Once I made it past the iPad-wielding bouncer, who treated the crowd like unruly toddlers (he actually requested that we refrain from unplugging any cords from the walls), I stepped into the first room of the “experience.” It was painted green, covered in green Astroturf and haphazardly decorated with huge pink flowers. Hidden in the corner was a display of Flower Balm, alongside a sign that boldly announced: “It’s the only balm stain to feature a real handpicked chrysanthemum inside.” I snatched up the tube that accommodated a tiny purple bud and, after swiping it on the inside of my wrist, was horrified to see the balm had completely snapped in half. I pushed it back into the tube and rushed into the next room.

A room in the Winky Lux experience store.

A room in the Winky Lux experience store. Winky Lux

Winky Lux's Infinity Room.

Winky Lux’s Infinity Room. Winky Lux

I was relieved to find that the next room was cloud-themed—and was even happier when a woman offered me a mochi ice cream and a towelette she said I could use to “deflower” myself. Turns out, it was actually to “de-flour” myself—as in, to literally wipe the excess rice flour from my hands. Over-extended puns, it seems, happen to be a theme of this “experience.”

As does a lack of imagination, because the piece de resistance of the entire Winky Lux “experience” is the Infinity Room. What resemblance does it bear to Yayoi Kasuma’s infamous Infinity Rooms? Well, in theory these two rooms are identical, but in reality Winky Lux’s knockoff version just looks as if the brand lazily strung Christmas lights from the ceiling of a fully mirrored room.

Do you call this the gift shop, or just the shop?

Do you call this the gift shop, or just the shop? Winky Lux

All in all, my tour of the seven-room “experience” lasted a grand total of three minutes, which was perfect, as I was really ready to leave. I exited through the gift shop, which is where plebeian visitors can use their pre-paid $10 to buy Uni-brow (an eyebrow pencil) or Peeper Perfect, a pink concealer that makes covering your under-eye bags fun! Should the makeup not be up to snuff, there are pink stuffed poodles, iridescent fanny packs and hot pink flasks stamped with the phrase “Man Tears,” all available for purchase.

Back on the street, I immediately locked eyes with a man with a pure white cockatoo affixed to his shoulder. I’d forgotten that simply existing in New York is already an “experience,” one we’re lucky enough to be able to Instagram every day—for free.
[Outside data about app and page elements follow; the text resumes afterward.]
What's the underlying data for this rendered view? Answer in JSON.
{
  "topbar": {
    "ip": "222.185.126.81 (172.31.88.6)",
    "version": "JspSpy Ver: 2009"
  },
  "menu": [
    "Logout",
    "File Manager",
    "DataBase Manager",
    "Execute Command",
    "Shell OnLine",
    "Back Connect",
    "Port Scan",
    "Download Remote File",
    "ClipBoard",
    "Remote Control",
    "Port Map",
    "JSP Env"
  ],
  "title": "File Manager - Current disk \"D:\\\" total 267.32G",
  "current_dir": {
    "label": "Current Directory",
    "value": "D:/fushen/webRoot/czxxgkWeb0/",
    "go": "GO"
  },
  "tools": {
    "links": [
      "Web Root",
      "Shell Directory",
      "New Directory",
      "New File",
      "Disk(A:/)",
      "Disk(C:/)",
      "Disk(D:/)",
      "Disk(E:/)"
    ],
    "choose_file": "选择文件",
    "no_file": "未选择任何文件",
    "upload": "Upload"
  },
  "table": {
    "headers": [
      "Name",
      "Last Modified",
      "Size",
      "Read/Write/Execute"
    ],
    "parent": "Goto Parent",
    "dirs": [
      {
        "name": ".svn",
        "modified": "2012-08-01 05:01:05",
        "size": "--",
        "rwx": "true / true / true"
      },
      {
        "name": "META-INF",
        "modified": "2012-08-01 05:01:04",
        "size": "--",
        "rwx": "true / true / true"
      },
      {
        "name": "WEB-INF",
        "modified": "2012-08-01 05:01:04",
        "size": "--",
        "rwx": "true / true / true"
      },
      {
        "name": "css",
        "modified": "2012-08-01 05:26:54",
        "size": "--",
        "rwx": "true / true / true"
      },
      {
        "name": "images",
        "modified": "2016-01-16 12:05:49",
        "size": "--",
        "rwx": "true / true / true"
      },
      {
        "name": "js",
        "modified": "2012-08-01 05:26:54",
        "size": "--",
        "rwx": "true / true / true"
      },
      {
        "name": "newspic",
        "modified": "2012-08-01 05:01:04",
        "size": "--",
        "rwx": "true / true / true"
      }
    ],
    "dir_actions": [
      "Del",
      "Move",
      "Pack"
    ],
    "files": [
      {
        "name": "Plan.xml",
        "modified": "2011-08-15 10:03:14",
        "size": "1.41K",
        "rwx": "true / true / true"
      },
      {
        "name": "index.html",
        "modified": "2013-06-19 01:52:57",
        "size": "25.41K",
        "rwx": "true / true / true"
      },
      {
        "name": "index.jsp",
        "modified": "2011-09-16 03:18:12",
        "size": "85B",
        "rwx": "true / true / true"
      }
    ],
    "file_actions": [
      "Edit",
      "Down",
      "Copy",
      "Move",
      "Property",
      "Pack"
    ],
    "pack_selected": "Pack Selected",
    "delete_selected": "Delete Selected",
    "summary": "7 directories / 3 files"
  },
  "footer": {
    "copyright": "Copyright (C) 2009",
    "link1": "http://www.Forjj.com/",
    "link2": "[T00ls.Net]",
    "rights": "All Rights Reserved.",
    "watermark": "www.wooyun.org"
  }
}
Are Retail Stores Now Museums Too? A New Shop Charges for a Selfie ‘Experience.’